Just as alarming are the estimated costs associated with those accidents—a whopping $152 billion—including medical expenses, wage and productivity losses and property damage.
Breaking down the costs related to fleet vehicles involved in traffic accidents, the picture is not any prettier. In fact, fleet accidents are among the most costly of injury claims for a business with an average cost of around $70,000.
Compare this to an average of $36,592 for a workplace injury and the message is clear—ensuring the safety of your fleet and drivers is paramount to your operations and bottom line. Establishing a fleet safety program will help you accomplish that.
No fleet safety program can guarantee zero accidents, but what it can guarantee—if thoughtfully planned—are policies and procedures that help ensure a safe work environment, protect you from liability and improve employee safety and satisfaction.
So how do you get started putting a plan in place? Follow along for some key steps to consider for an effective program that protects your people, property and bottom line.
Get Senior Management On Board
Support from senior management is essential in establishing a culture that promotes safety. As leaders, senior management can set policies and allocate resources to create a safer environment and also set an example that encourages involvement at all levels. If senior management is not on board, no one is on board.
Establish Written Policies and Procedures
Create clear and comprehensive traffic safety policies and procedures and communicate and enforce them. Distribute policies and discuss them regularly with employees, including the consequences of failing to follow them.
Get commitment from your drivers by having them sign an agreement that they fully understand the policies and procedures and they agree to uphold them. Assign risk scores to drivers based on an on-going stream of behavioral data and when a driver’s scores rise above an established threshold, make it clear there will be consequences.
Motor Vehicle Record (MVR) Checks

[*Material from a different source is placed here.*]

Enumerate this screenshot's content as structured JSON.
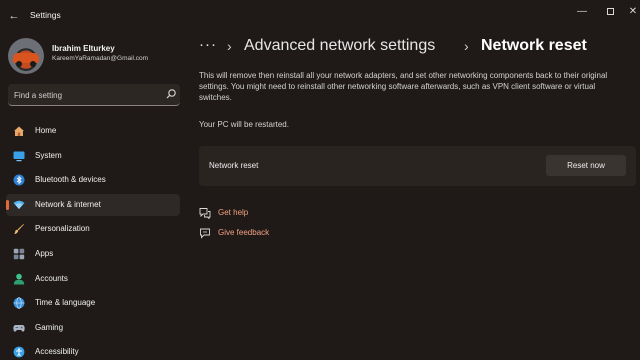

Check the motor vehicle records of drivers and screen out those with poor ones. Review drivers’ MVRs twice a year to make sure they are maintaining a clean driving record and define the number of violations they can accumulate before taking action. Poor drivers mean greater liability.
Driver Training and Education
Driver training and safety awareness are perhaps the biggest factors in reducing accidents and lowering the number of injuries and fatalities.
Educate your drivers behind the wheel and in the classroom and work with them to provide training and seasonal driving tips. With drivers who are highly skilled at their job on your team, your goal of creating a safer culture is more easily realized.
Accident Reporting and Investigation
Have procedures in place to report and investigate accidents. Make it policy that all accidents are reported to the proper manager and make clear the steps drivers need to follow after an accident. When an accident occurs, review it, determine its cause and what steps are necessary to prevent similar accidents in the future.
Vehicle Selection and Maintenance
Knowing what features new vehicles need, plus properly maintaining and inspecting all vehicles helps cut down on accidents, breakdowns and faulty equipment.
For new vehicles, carefully consider what safety features are necessary. For example, do they need forward collision warning, lane departure warning, blind spot detection or maybe adaptive headlights?
Put all vehicles on a preventative maintenance schedule and have them inspected at least annually with results documented in a vehicle file.
Leveraging technology, no matter the size of your fleet, can further reduce accidents and related costs. Telematics programs are ever evolving to cover driver safety, increase productivity, route compliance and improve customer service. Drivers should be made aware that telematics technology is there to support them and help them be better drivers.
In addition to safety features mentioned in the section above, you may want to look into technology that disables cell phones while a vehicle is in motion, or crash avoidance technology for new vehicles or for refitting your older ones.
The Bottom Line
Improving safety and reducing accident costs is all about communication and compliance—communication between all fleet stakeholders and compliance with all policies and procedures.
It takes a team effort. And it is everyone’s job.